Women Veterans Health Care
Memory Loss and Dementia
Dementia is caused by damage to the brain or changes in the brain. The most common symptom of dementia is serious memory loss.
The most common symptom of dementia is serious memory loss.
There is a difference between normal forgetfulness and a serious memory problem. Serious memory and other cognitive problems, such as the ability to clearly think and learn, may interfere with your daily life and make it difficult to do everyday things. The most common types of dementia are Alzheimer's disease *, vascular dementia *, frontotemporal dementia *, and Lewy body dementia *.
Common symptoms of dementia include:
- Memory loss and confusion
- Repeating the same questions
- Not being able to follow instructions
- Changes in mood and personality
- Trouble finding the right words or having a fluid conversation
What services does VA provide for evaluating and managing memory loss?
If you are experiencing memory loss or have symptoms that may be related to dementia, your VA primary care provider will listen to your concerns and come up with a plan that works for you. Your VA primary care provider will perform an exam to determine whether changes in your memory are due to dementia or another problem. The exam may include:
- Discussing the history of your symptoms
- Discussing family history of dementia or Alzheimer's disease
- Reviewing all your medicines
- Performing a physical exam, including tests of cardiovascular (heart) and neurological function, vision, and hearing
- Objective cognitive testing, such as a brief memory test
- Ordering lab tests, such as blood and urine tests
- Ordering imaging if needed
- Referring you to a specialist (neurologist) if needed
- Recommending hearing test
- Referring you to social work to discuss needs
- Scheduling home safety evaluation
- Ordering prosthetic items to meet your needs
How do I access services for memory loss and dementia at VA?

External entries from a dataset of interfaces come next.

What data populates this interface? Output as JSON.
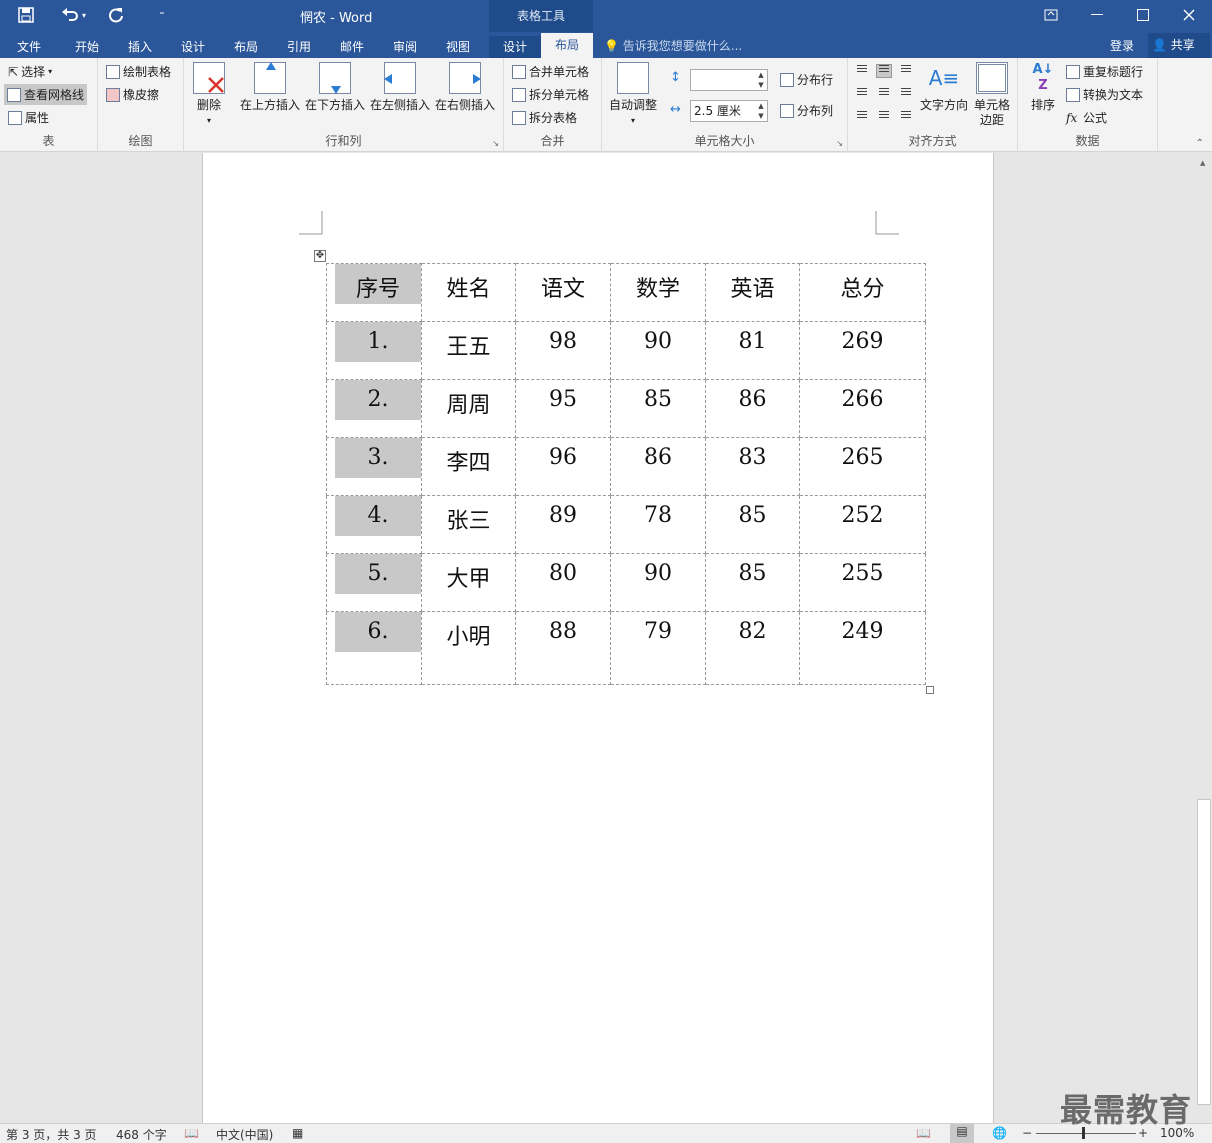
{
  "titlebar": {
    "doc_title": "惘农 - Word",
    "context_label": "表格工具",
    "qat": {
      "save_icon": "save-icon",
      "undo_icon": "undo-icon",
      "redo_icon": "redo-icon",
      "customize_icon": "customize-qat-icon"
    }
  },
  "tabs": [
    "文件",
    "开始",
    "插入",
    "设计",
    "布局",
    "引用",
    "邮件",
    "审阅",
    "视图",
    "设计",
    "布局"
  ],
  "tell_me": {
    "placeholder": "告诉我您想要做什么..."
  },
  "account": {
    "signin": "登录",
    "share": "共享"
  },
  "ribbon": {
    "table": {
      "label": "表",
      "select": "选择",
      "view_gridlines": "查看网格线",
      "properties": "属性"
    },
    "draw": {
      "label": "绘图",
      "draw_table": "绘制表格",
      "eraser": "橡皮擦"
    },
    "rows_cols": {
      "label": "行和列",
      "delete": "删除",
      "insert_above": "在上方插入",
      "insert_below": "在下方插入",
      "insert_left": "在左侧插入",
      "insert_right": "在右侧插入"
    },
    "merge": {
      "label": "合并",
      "merge_cells": "合并单元格",
      "split_cells": "拆分单元格",
      "split_table": "拆分表格"
    },
    "cell_size": {
      "label": "单元格大小",
      "autofit": "自动调整",
      "height_value": "",
      "width_value": "2.5 厘米",
      "distribute_rows": "分布行",
      "distribute_cols": "分布列"
    },
    "alignment": {
      "label": "对齐方式",
      "text_direction": "文字方向",
      "cell_margins_1": "单元格",
      "cell_margins_2": "边距"
    },
    "data": {
      "label": "数据",
      "sort": "排序",
      "repeat_header": "重复标题行",
      "convert_to_text": "转换为文本",
      "formula": "公式"
    }
  },
  "table": {
    "headers": [
      "序号",
      "姓名",
      "语文",
      "数学",
      "英语",
      "总分"
    ],
    "rows": [
      [
        "1.",
        "王五",
        "98",
        "90",
        "81",
        "269"
      ],
      [
        "2.",
        "周周",
        "95",
        "85",
        "86",
        "266"
      ],
      [
        "3.",
        "李四",
        "96",
        "86",
        "83",
        "265"
      ],
      [
        "4.",
        "张三",
        "89",
        "78",
        "85",
        "252"
      ],
      [
        "5.",
        "大甲",
        "80",
        "90",
        "85",
        "255"
      ],
      [
        "6.",
        "小明",
        "88",
        "79",
        "82",
        "249"
      ]
    ]
  },
  "status": {
    "page": "第 3 页，共 3 页",
    "words": "468 个字",
    "language": "中文(中国)",
    "zoom": "100%"
  },
  "watermark": "最需教育"
}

If you are experiencing memory loss or having symptoms caused by dementia, schedule an appointment and speak to your VA primary care provider.
If you do not already have a VA primary care provider, you can call your nearest VA medical center and ask for the Women Veterans Program Manager (WVPM). The WVPM can help coordinate the services you may need.
The Women Veterans Call Center is your guide to women's health
If you have questions or can't find what you're looking for, you can call, text, or chat online with the Women Veterans Call Center (WVCC) at 855-829-6636 to get help and find available resources and services in your area. Trained women representatives can also help you with issues such as:
WVCC representatives are available Monday through Friday, 8:00 a.m. to 10:00 p.m. ET, and Saturday, 8:00 a.m. to 6:30 p.m. ET.
Can I get disability compensation (monthly payments) or other benefits from VA related to memory loss?
Explore disability eligibility here. If you have questions, a Veterans Benefits Administration (VBA) representative at your nearest regional office can explain more. Find your nearest regional office.
Where can I find more information, help, and resources on memory loss?
- National Institute on Aging: Memory, Forgetfulness, and Aging *: What's Normal and What's Not?
- Centers for Disease Control and Prevention: How to improve your memory and brain health *
- VA tips on staying sharp and active
- If you are a caregiver of a Veteran with dementia, VA has a support line for caregivers to ask questions and connect with a caregiver support coordinator.
- VA information on dementia care (including Alzheimer's Disease).
- More information on VA resources for Veterans with dementia and their caregivers
* By clicking on these links, you will leave the Department of Veterans Affairs website.
† VA does not endorse and is not responsible for the content of the linked website.